March 17, 2023

The Power of a Single Judge

Russ Feingold President

Quick reminder that the early bird discount to attend our 2023 National Convention in Washington, DC, on May 18-20, ends on March 31. Register today!

We talk often about the power of the Supreme Court. This week was an alarming reminder of the power that a single lower court federal judge has – particularly when they care not about the rule of law or precedent, but about partisan gain and notoriety.

Federal District Judge Kacsmaryk’s antiabortion views are well known. As is, the propensity for conservative litigants to file suit in his district, knowing they will have a judge who makes legal decisions with partisan ideology front of mind.

This week, Judge Kacsmaryk heard oral arguments in a lawsuit filed by an antiabortion organization that is seeking an injunction on the FDA’s approval for mifepristone, one of two-drugs used in medication abortion.

A few facts about medication abortion. In the United States, doctors typically utilize a combination of two drugs: first, Mifepristone is taken orally to stop the pregnancy; second, Misoprostol is taken orally to expel the pregnancy tissue from the uterus. This combination of drugs has been used by over 5 million people for the purpose of ending a pregnancy. Mifepristone was approved by the FDA over 20 years ago and is safer than penicillin.  Over half of all abortions in the United States are medication abortions.

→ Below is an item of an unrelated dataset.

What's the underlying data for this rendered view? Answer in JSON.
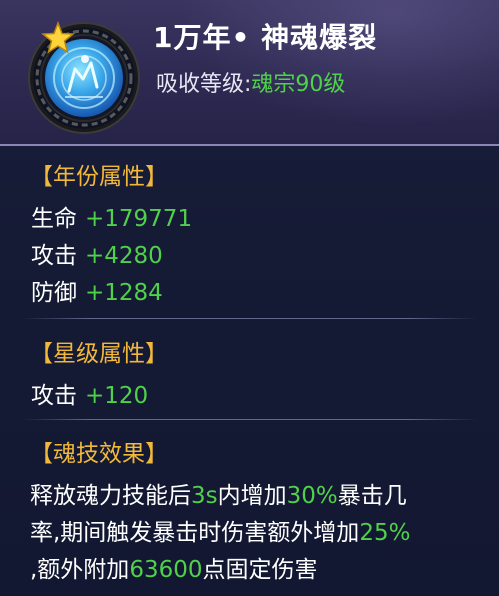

And yet, here is a federal judge who sounded at Wednesday’s hearing like he would be willing to ignore all of that and grant the injunction sought by the plaintiffs. The plaintiffs acknowledged during Wednesday’s hearing that there is no precedent for a judge to issue an injunction against a drug that’s been on the market for as long as Mifepristone. And yet, according to those who were in the courtroom, it sounded like Judge Kacsmaryk was open to an injunction anyway.

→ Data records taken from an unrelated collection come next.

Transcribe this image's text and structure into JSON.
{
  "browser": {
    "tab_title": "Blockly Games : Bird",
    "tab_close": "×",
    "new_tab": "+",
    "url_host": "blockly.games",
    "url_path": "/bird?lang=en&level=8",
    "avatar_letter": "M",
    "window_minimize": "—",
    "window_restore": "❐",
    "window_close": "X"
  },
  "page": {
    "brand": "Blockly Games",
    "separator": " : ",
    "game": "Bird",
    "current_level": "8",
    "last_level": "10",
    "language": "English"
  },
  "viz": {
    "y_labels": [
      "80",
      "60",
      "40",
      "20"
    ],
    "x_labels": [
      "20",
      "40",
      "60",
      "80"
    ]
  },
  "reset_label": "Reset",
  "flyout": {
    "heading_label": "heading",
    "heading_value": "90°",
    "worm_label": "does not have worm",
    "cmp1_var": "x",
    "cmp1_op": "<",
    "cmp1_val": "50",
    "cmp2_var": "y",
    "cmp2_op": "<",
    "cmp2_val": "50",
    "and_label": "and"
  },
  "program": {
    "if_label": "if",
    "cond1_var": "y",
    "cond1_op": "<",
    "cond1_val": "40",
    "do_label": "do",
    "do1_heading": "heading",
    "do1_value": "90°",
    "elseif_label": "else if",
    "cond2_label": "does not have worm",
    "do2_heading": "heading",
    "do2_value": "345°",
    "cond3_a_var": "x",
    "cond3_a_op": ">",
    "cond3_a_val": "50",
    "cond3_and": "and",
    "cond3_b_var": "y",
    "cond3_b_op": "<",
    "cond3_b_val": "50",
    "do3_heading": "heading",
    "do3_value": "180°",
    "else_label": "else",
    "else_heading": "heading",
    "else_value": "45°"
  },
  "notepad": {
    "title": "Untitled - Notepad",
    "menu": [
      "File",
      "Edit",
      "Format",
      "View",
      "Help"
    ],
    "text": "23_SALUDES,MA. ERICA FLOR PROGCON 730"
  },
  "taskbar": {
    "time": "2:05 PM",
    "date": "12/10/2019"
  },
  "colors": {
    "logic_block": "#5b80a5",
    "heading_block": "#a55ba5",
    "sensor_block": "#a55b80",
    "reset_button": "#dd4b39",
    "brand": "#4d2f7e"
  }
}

The impact of an injunction, to be frank, is unclear – in part because there is no precedent for it. There is also no sound legal basis for it. What is crystal clear is that an injunction would add yet more confusion and uncertainty for patients and providers involved in reproductive healthcare.

Misoprostol can be taken on its own to end a pregnancy, without Mifepristone. But there is no need to force providers or those seeking care into this option by granting an unprecedented injunction on a drug that is safe and routine. This case is shocking on its face. The precedent it would set, if successful, is further cause for alarm as it will undoubtedly inspire more antiabortion litigants to file lawsuits with no legal basis and aimed at further stripping away the bodily autonomy of people with uteruses in this country, with a disproportionate impact on already marginalized communities.

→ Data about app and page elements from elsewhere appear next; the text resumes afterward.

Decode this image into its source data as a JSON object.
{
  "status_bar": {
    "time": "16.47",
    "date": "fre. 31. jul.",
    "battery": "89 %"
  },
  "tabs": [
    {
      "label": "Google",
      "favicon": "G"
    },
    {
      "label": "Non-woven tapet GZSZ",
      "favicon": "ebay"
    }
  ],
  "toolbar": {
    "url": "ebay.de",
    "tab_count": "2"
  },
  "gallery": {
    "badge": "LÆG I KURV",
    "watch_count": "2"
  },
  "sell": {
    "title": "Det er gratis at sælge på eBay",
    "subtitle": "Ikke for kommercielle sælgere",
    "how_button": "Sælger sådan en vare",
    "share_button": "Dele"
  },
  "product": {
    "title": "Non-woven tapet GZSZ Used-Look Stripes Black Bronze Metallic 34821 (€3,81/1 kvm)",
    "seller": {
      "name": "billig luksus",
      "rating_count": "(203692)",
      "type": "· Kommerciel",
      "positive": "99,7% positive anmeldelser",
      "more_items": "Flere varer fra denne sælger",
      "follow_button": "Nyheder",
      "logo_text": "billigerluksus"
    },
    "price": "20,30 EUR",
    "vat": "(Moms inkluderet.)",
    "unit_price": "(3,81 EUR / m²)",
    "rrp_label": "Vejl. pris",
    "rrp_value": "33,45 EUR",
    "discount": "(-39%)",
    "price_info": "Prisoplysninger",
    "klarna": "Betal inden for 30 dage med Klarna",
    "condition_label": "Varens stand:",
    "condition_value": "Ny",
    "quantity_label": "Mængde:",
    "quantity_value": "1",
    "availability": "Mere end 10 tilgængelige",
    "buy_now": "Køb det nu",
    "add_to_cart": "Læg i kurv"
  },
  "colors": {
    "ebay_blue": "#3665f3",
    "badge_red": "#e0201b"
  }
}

As we await Judge Kacsmaryk’s decision, we at ACS are even more determined to press the White House and the Senate to fill every single federal court vacancy over these next two years. If the Biden administration leaves even a single vacancy open at the end of 2024, there is a risk that that vacancy will be filled by a different administration and with a judge in the mold of Judge Kacsmaryk. Every vacancy would be an opportunity to put another ideologue on the bench who will issue reckless decisions devoid of legal reasoning and based purely on partisan ideology and bias.

Importance of the Courts, Reproductive Rights, Women's rights